Caught and Coloured: Zoology Illustrations from Colonial Victoria

Common Seadragon, Phyllopteryx taeniolatus

Image Details
  • Plate Number: 65
  • Media: Drawing - Pencil and indian ink on paper
  • Lithographer: Ludwig Becker
  • Location: Australia, Victoria, Port Phillip Bay, Hobsons Bay
  • Primary inscriptions: nat. size. A magna 3 times.
  • Secondary inscriptions: 14 pectoral / 20 dorsal
Transcript from the Prodromus of Zoology

Plate 65, Figure 2. Short-headed Sea-Horse, Hippocampus breviceps (now known as the Shortsnout Seahorse, Hippocampus breviceps) found in Hobson's Bay

The extraordinary resemblance to a horse's head and neck has suggested the popular name of Sea-horse for these beautiful little fishes in all European countries...
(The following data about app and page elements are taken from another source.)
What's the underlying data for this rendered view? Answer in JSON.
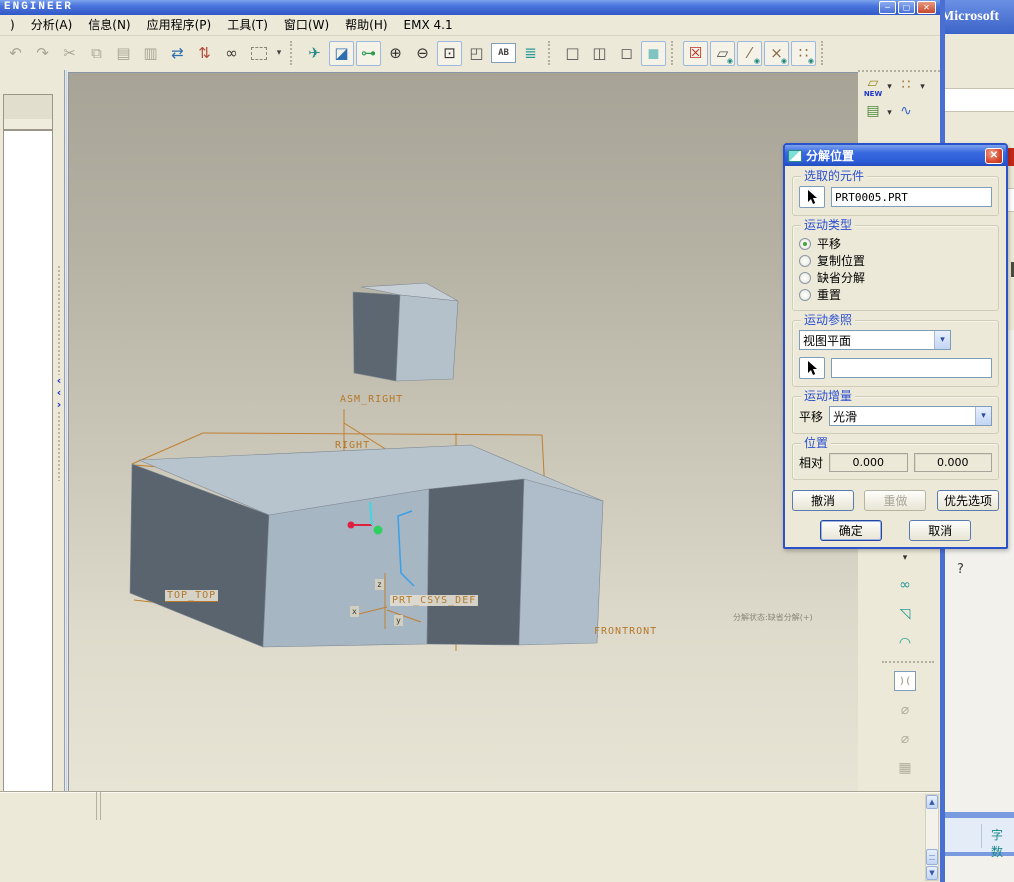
{
  "window": {
    "title": "ENGINEER",
    "controls": {
      "minimize": "─",
      "maximize": "▢",
      "close": "✕"
    }
  },
  "glyphs": {
    "caret": "▾",
    "up": "▲",
    "down": "▼"
  },
  "menu": {
    "items": [
      {
        "name": "menu-clipped",
        "label": ")"
      },
      {
        "name": "menu-analysis",
        "label": "分析(A)"
      },
      {
        "name": "menu-info",
        "label": "信息(N)"
      },
      {
        "name": "menu-applications",
        "label": "应用程序(P)"
      },
      {
        "name": "menu-tools",
        "label": "工具(T)"
      },
      {
        "name": "menu-window",
        "label": "窗口(W)"
      },
      {
        "name": "menu-help",
        "label": "帮助(H)"
      },
      {
        "name": "menu-emx",
        "label": "EMX 4.1"
      }
    ]
  },
  "toolbar": {
    "group1": [
      {
        "name": "undo-icon",
        "glyph": "↶",
        "color": "#a9a595"
      },
      {
        "name": "redo-icon",
        "glyph": "↷",
        "color": "#a9a595"
      },
      {
        "name": "cut-icon",
        "glyph": "✂",
        "color": "#a9a595"
      },
      {
        "name": "copy-icon",
        "glyph": "⧉",
        "color": "#a9a595"
      },
      {
        "name": "paste-icon",
        "glyph": "▤",
        "color": "#a9a595"
      },
      {
        "name": "paste-special-icon",
        "glyph": "▥",
        "color": "#a9a595"
      },
      {
        "name": "regenerate-icon",
        "glyph": "⇄",
        "color": "#2f6fb0"
      },
      {
        "name": "regenerate-manager-icon",
        "glyph": "⇅",
        "color": "#b84a3a"
      },
      {
        "name": "find-icon",
        "glyph": "∞",
        "color": "#3a3a30"
      },
      {
        "name": "select-box-icon",
        "glyph": "",
        "color": "#888",
        "cls": "dashed-box"
      },
      {
        "name": "select-caret-icon",
        "glyph": "▾",
        "color": "#444",
        "cls": "narrow"
      }
    ],
    "group2": [
      {
        "name": "fly-through-icon",
        "glyph": "✈",
        "color": "#2a8a8a"
      },
      {
        "name": "repaint-icon",
        "glyph": "◪",
        "color": "#2f6fb0",
        "pressed": true
      },
      {
        "name": "spin-center-icon",
        "glyph": "⊶",
        "color": "#2a9a50",
        "pressed": true
      },
      {
        "name": "zoom-in-icon",
        "glyph": "⊕",
        "color": "#333333"
      },
      {
        "name": "zoom-out-icon",
        "glyph": "⊖",
        "color": "#333333"
      },
      {
        "name": "zoom-fit-icon",
        "glyph": "⊡",
        "color": "#333333",
        "pressed": true
      },
      {
        "name": "reorient-icon",
        "glyph": "◰",
        "color": "#555555"
      },
      {
        "name": "saved-views-icon",
        "glyph": "AB",
        "color": "#444444",
        "cls": "txt"
      },
      {
        "name": "layers-icon",
        "glyph": "≣",
        "color": "#2a9a96"
      }
    ],
    "group3": [
      {
        "name": "wireframe-icon",
        "glyph": "□",
        "color": "#555555"
      },
      {
        "name": "hidden-line-icon",
        "glyph": "◫",
        "color": "#555555"
      },
      {
        "name": "no-hidden-icon",
        "glyph": "◻",
        "color": "#555555"
      },
      {
        "name": "shaded-icon",
        "glyph": "◼",
        "color": "#7fc4c0",
        "pressed": true
      }
    ],
    "group4": [
      {
        "name": "datum-planes-toggle-icon",
        "glyph": "☒",
        "color": "#c03028",
        "pressed": true
      },
      {
        "name": "plane-display-icon",
        "glyph": "▱",
        "color": "#555555",
        "sub": "◉",
        "pressed": true
      },
      {
        "name": "axis-display-icon",
        "glyph": "⁄",
        "color": "#8a6a4a",
        "sub": "◉",
        "pressed": true
      },
      {
        "name": "csys-display-icon",
        "glyph": "×",
        "color": "#8a6a4a",
        "sub": "◉",
        "pressed": true
      },
      {
        "name": "points-display-icon",
        "glyph": "∷",
        "color": "#8a6a4a",
        "sub": "◉",
        "pressed": true
      }
    ]
  },
  "left_sash": {
    "chevrons": [
      {
        "name": "collapse-left-icon",
        "glyph": "‹"
      },
      {
        "name": "collapse-left2-icon",
        "glyph": "‹"
      },
      {
        "name": "expand-right-icon",
        "glyph": "›"
      }
    ]
  },
  "right_toolbar": {
    "new_label": "NEW",
    "row1": [
      {
        "name": "datum-plane-new-icon",
        "glyph": "▱",
        "color": "#9a8a2a",
        "label": "NEW"
      },
      {
        "name": "caret-icon",
        "glyph": "▾",
        "color": "#333333",
        "cls": "narrow"
      },
      {
        "name": "datum-point-icon",
        "glyph": "∷",
        "color": "#a0703a"
      },
      {
        "name": "caret-icon",
        "glyph": "▾",
        "color": "#333333",
        "cls": "narrow"
      }
    ],
    "row2": [
      {
        "name": "datum-display-icon",
        "glyph": "▤",
        "color": "#4a8a3a"
      },
      {
        "name": "caret-icon",
        "glyph": "▾",
        "color": "#333333",
        "cls": "narrow"
      },
      {
        "name": "sketch-icon",
        "glyph": "∿",
        "color": "#3a6ad0"
      }
    ],
    "lower_teal": [
      {
        "name": "caret-icon",
        "glyph": "▾",
        "color": "#333333",
        "cls": "narrow"
      },
      {
        "name": "style-icon",
        "glyph": "∞",
        "color": "#2a9a96"
      },
      {
        "name": "extrude-icon",
        "glyph": "◹",
        "color": "#2a9a96"
      },
      {
        "name": "revolve-icon",
        "glyph": "◠",
        "color": "#2a9a96"
      }
    ],
    "lower_gray": [
      {
        "name": "round-icon",
        "glyph": ")(",
        "color": "#b2ae9e",
        "cls": "txt"
      },
      {
        "name": "hole-icon",
        "glyph": "⌀",
        "color": "#b2ae9e"
      },
      {
        "name": "shell-icon",
        "glyph": "⌀",
        "color": "#b2ae9e"
      },
      {
        "name": "pattern-icon",
        "glyph": "▦",
        "color": "#b2ae9e"
      }
    ]
  },
  "viewport": {
    "labels": {
      "asm_right": "ASM_RIGHT",
      "right": "RIGHT",
      "top_top": "TOP_TOP",
      "prt_csys_def": "PRT_CSYS_DEF",
      "frontront": "FRONTRONT",
      "axis_x": "x",
      "axis_y": "y",
      "axis_z": "z"
    },
    "status_text": "分解状态:缺省分解(+)"
  },
  "dialog": {
    "title": "分解位置",
    "selected_component": {
      "label": "选取的元件",
      "value": "PRT0005.PRT"
    },
    "motion_type": {
      "label": "运动类型",
      "options": [
        {
          "name": "radio-translate",
          "label": "平移",
          "selected": true
        },
        {
          "name": "radio-copy-position",
          "label": "复制位置"
        },
        {
          "name": "radio-default-explode",
          "label": "缺省分解"
        },
        {
          "name": "radio-reset",
          "label": "重置"
        }
      ]
    },
    "motion_reference": {
      "label": "运动参照",
      "dropdown_value": "视图平面",
      "picker_value": ""
    },
    "motion_increment": {
      "label": "运动增量",
      "row_label": "平移",
      "dropdown_value": "光滑"
    },
    "position": {
      "label": "位置",
      "row_label": "相对",
      "value1": "0.000",
      "value2": "0.000"
    },
    "buttons": {
      "undo": "撤消",
      "redo": "重做",
      "preferences": "优先选项",
      "ok": "确定",
      "cancel": "取消"
    }
  },
  "background_window": {
    "title": "Microsoft",
    "help": "?",
    "status": "字数"
  },
  "colors": {
    "titlebar_blue": "#2b5bd6",
    "dialog_label_blue": "#2b4fd0",
    "wireframe_orange": "#c08030",
    "label_orange": "#b5782a",
    "model_dark_face": "#5a646f",
    "model_light_face": "#b7c3cd",
    "viewport_top": "#a7a396",
    "viewport_bottom": "#e8e4d5",
    "panel_beige": "#ece9d8"
  }
}
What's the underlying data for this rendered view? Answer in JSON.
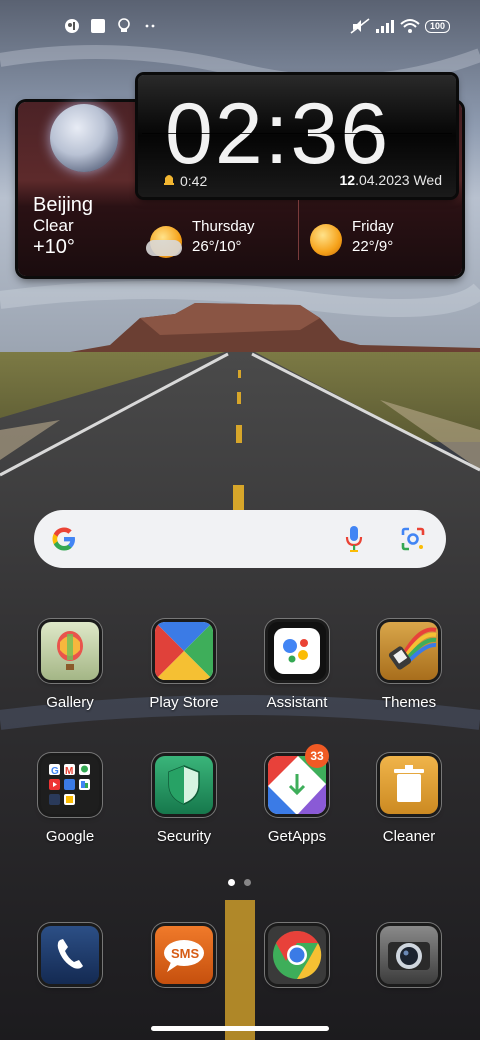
{
  "status_bar": {
    "left_icons": [
      "notification-app-icon",
      "white-square-icon",
      "lightbulb-icon",
      "more-dots-icon"
    ],
    "right_icons": [
      "mute-icon",
      "signal-icon",
      "wifi-icon"
    ],
    "battery": "100"
  },
  "clock_widget": {
    "time": "02:36",
    "alarm": "0:42",
    "date_day": "12",
    "date_rest": ".04.2023 Wed"
  },
  "weather": {
    "city": "Beijing",
    "condition": "Clear",
    "temperature": "+10°",
    "forecast": [
      {
        "day": "Thursday",
        "temp": "26°/10°",
        "icon": "partly-cloudy-icon"
      },
      {
        "day": "Friday",
        "temp": "22°/9°",
        "icon": "sun-icon"
      }
    ]
  },
  "search": {
    "icons": [
      "google-g-icon",
      "microphone-icon",
      "google-lens-icon"
    ]
  },
  "apps_row1": [
    {
      "label": "Gallery",
      "icon": "gallery-icon"
    },
    {
      "label": "Play Store",
      "icon": "play-store-icon"
    },
    {
      "label": "Assistant",
      "icon": "assistant-icon"
    },
    {
      "label": "Themes",
      "icon": "themes-icon"
    }
  ],
  "apps_row2": [
    {
      "label": "Google",
      "icon": "google-folder-icon"
    },
    {
      "label": "Security",
      "icon": "security-icon"
    },
    {
      "label": "GetApps",
      "icon": "getapps-icon",
      "badge": "33"
    },
    {
      "label": "Cleaner",
      "icon": "cleaner-icon"
    }
  ],
  "dock": [
    {
      "icon": "phone-icon"
    },
    {
      "icon": "sms-icon",
      "text": "SMS"
    },
    {
      "icon": "chrome-icon"
    },
    {
      "icon": "camera-icon"
    }
  ],
  "page_indicator": {
    "pages": 2,
    "current": 1
  }
}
They are the most lovely and interesting objects in an aquarium. In swimming they maintain an erect position, very unlike other fish. Fixing themselves to a stem of swaying seaweed by their inrolled prehensile tails, they maintain an upright watchful attitude, balancing themselves by their pectoral fins, and rolling their bright, prominent, yellow eyes about in all directions, one often directed forwards and the other backwards, like the chameleon.

Like all the family Syngnathidæ, or Pipe-fishes, the males carry the eggs about for a period in a sac along the under surface of the tail-a marsupial habit "with a difference," as far as the sex is concerned, of a curiously suggestive kind, as to why males should not in other creatures have the trouble of protecting the young instead of the almost universal arrangement of leaving it to the females.

This little species is common in Hobson's Bay, but has not been figured before.